21 Oct 2019

Trump, Israel, and the Kurds

 Well, President Trump is being roasted in the media for his drawdown of troops in Syria, which has created a pathway for Turkey to assert itself. He is also being roasted by some allies, including pro Israel folks.

But I do believe in the view that says Trump is wily and often moves quite a bit ahead of his opponents.

First, let’s look at the hand-wringing over the Kurds. They are an ancient people often maligned and persecuted by their neighbors. Iraq and Turkey in particular have damaged the Kurds for many years. 

It is also true that Christians in the region are being persecuted; this goes hand-in-hand with the apparent escape of some ISIS terrorists. Many Never Trumpers in the Evangelical world are, I think, using this Christian persecution issue to take yet another jab at Trump. Am I saying they are that craven and calculating? 

Yes, I am. 

However, Christians have been persecuted in the region since antiquity, and until very, very, very recently, nary a peep from Trump critics on this issue. Southern Baptist Convention [political] operatives like Russell Moore typically use issues like this to bash the President and his supporters. I’m all for supporting Christians in the region, but let’s put together a comprehensive and workable plan to do so. Let’s not use them as a political football, feigning compassion. Some of the most calculating, heartless people on the planet live in the evangelical leadership community. 

I digress. 

When Ataturk in Turkey persecuted the Kurds, some of the latter created a Marxist entity, the PKK, to combat all that. Thus, they evolved into a terror organization themselves. Trump is not wrong at all to point out that these internecine battles are chronic and ages-long. How much longer are we to police far-flung places with our blood and treasure? 

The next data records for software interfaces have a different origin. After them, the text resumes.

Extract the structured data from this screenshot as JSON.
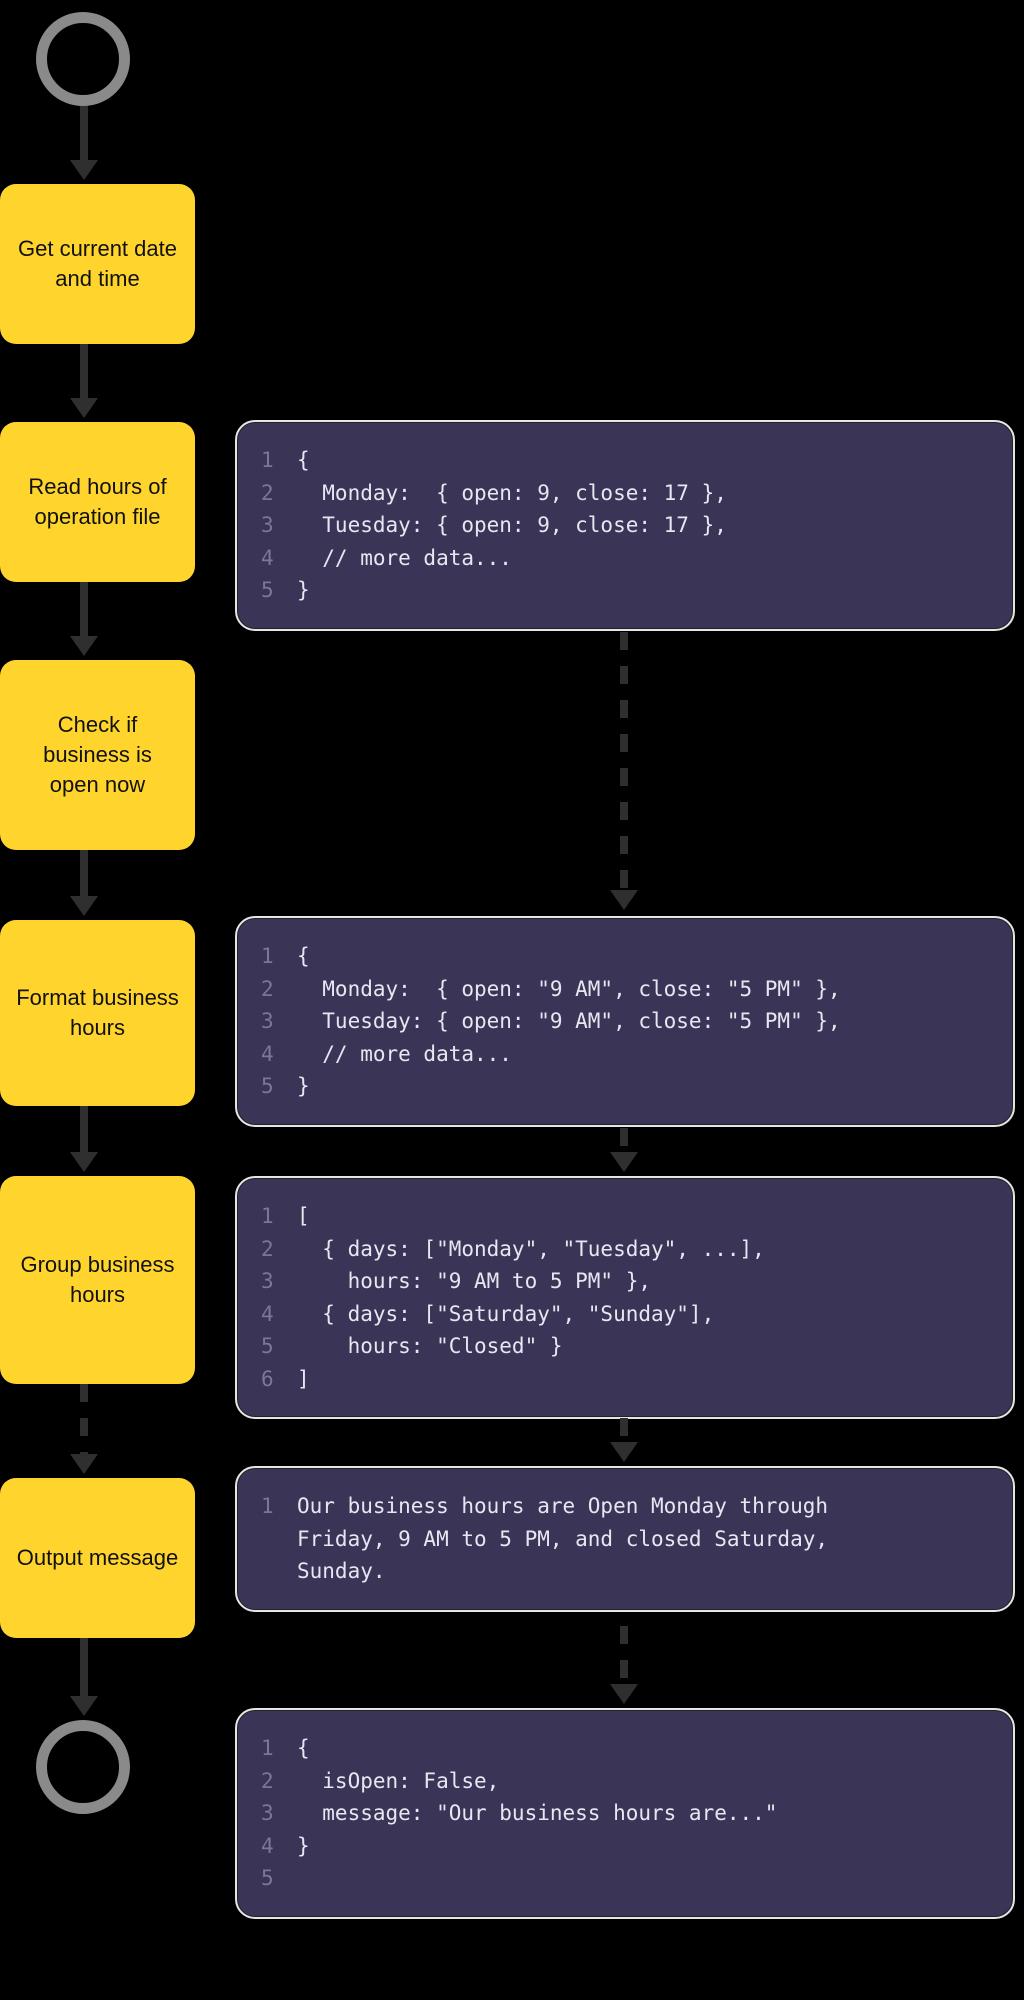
{
  "flow": {
    "steps": [
      {
        "id": "step1",
        "label": "Get current date and time"
      },
      {
        "id": "step2",
        "label": "Read hours of operation file"
      },
      {
        "id": "step3",
        "label": "Check if business is open now"
      },
      {
        "id": "step4",
        "label": "Format business hours"
      },
      {
        "id": "step5",
        "label": "Group business hours"
      },
      {
        "id": "step6",
        "label": "Output message"
      }
    ]
  },
  "code_panels": {
    "panel1": {
      "lines": [
        "{",
        "  Monday:  { open: 9, close: 17 },",
        "  Tuesday: { open: 9, close: 17 },",
        "  // more data...",
        "}"
      ]
    },
    "panel2": {
      "lines": [
        "{",
        "  Monday:  { open: \"9 AM\", close: \"5 PM\" },",
        "  Tuesday: { open: \"9 AM\", close: \"5 PM\" },",
        "  // more data...",
        "}"
      ]
    },
    "panel3": {
      "lines": [
        "[",
        "  { days: [\"Monday\", \"Tuesday\", ...],",
        "    hours: \"9 AM to 5 PM\" },",
        "  { days: [\"Saturday\", \"Sunday\"],",
        "    hours: \"Closed\" }",
        "]"
      ]
    },
    "panel4": {
      "lines": [
        "Our business hours are Open Monday through",
        "Friday, 9 AM to 5 PM, and closed Saturday,",
        "Sunday."
      ]
    },
    "panel5": {
      "lines": [
        "{",
        "  isOpen: False,",
        "  message: \"Our business hours are...\"",
        "}",
        ""
      ]
    }
  },
  "colors": {
    "process_bg": "#ffd52d",
    "code_bg": "#3a3457",
    "circle_border": "#8a8a8a",
    "arrow": "#2f2f2f"
  }
}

(The Iraqi area known as “Kurdistan” has adopted sharia law, which makes it an enemy of all decent people everywhere. I’m simply pointing out that the poor, maligned Kurds who are being “abandoned” by Trump, have some other elements to their makeup worth noting.) 

Now, how is this affecting Israel and her ability to defend herself? The hysteria now says that the introduction of Turkey into the region further erodes Israel’s defensive capabilities.

I disagree. 

When Israeli prime ministers say publicly sometimes that they can deal with any military reality in the region—and hint that they are light years ahead of their enemies—I believe them. 

And there is another factor, a very important one. By saying “See Ya,” Trump has left a real mess in the lap of…Putin. He now has another bad actor in the region to deal with. He faces the choice of jumping through hoops to prevent Iran from taking over the country, or a Russian defeat. So all of a sudden, far from being a cold abandonment of a key ally, Trump’s announcement is a bravo strategic move. 

And frankly, I like Trump’s pro-America thinking here, as he stated this week:

“’Lindsay Graham would like to stay in the Middle East for the next thousand years, with thousands of soldiers fighting other people’s wars,’ Trump said. ‘I want to get out of the Middle East. I am not going to lose potentially thousands and tens of thousands of American soldiers fighting a war between Turkey and Syria.’”

Further, Iran has shifted from a proxy war to more direct military conflict in the region. Personally, I don’t want American troops fighting a war against Iran in the Middle East. After Trump pulled out of the disastrous Obama-led “nuclear deal” in 2018, Iran adopted what it called a policy of “strategic patience” and since May of this year has been moving more toward direct military confrontation. Trump this week fairly scolded the Arab states, telling them to finance and fight their own wars. You can bet that Iran has Saudi Arabia in its crosshairs more than it has Israel in the same spot. 

A statement from the Meir Amit Intelligence and Terrorism Information Center is very interesting: 

“Despite the significant change in Iran’s modus operandi, in our assessment, Iran does not strive for an all-out confrontation with the United States or Israel, preferring instead to pursue a policy of brinkmanship, constantly testing the ‘rules of the game.’” 

So then, let’s look more at long-term solutions regarding Iran, with an American-Israeli-led strike on the mullah’s nuclear facilities. Stop worrying so much about the Syrian civil war, which, as we noted, has now mired Russia in a long-term muck. 

You’ll notice I have not discussed this week the claims that Turkey’s entrance into Syria starts the clock ticking on Gog-Magog. I’ve given my views on this subject before this past year, but suffice to say I continue to believe we cannot be dogmatic about the timing of this coming end-times battle. I believe it will happen, of course, but I don’t set dates or say, “Yes, it has started.” 

In the meantime, let’s celebrate the fact that fewer American soldiers are dying in far-off wars. Let’s also celebrate even more that our God’s promises are sure and He has promised that Israel will never disappear again. 

Meditate on that fact this week!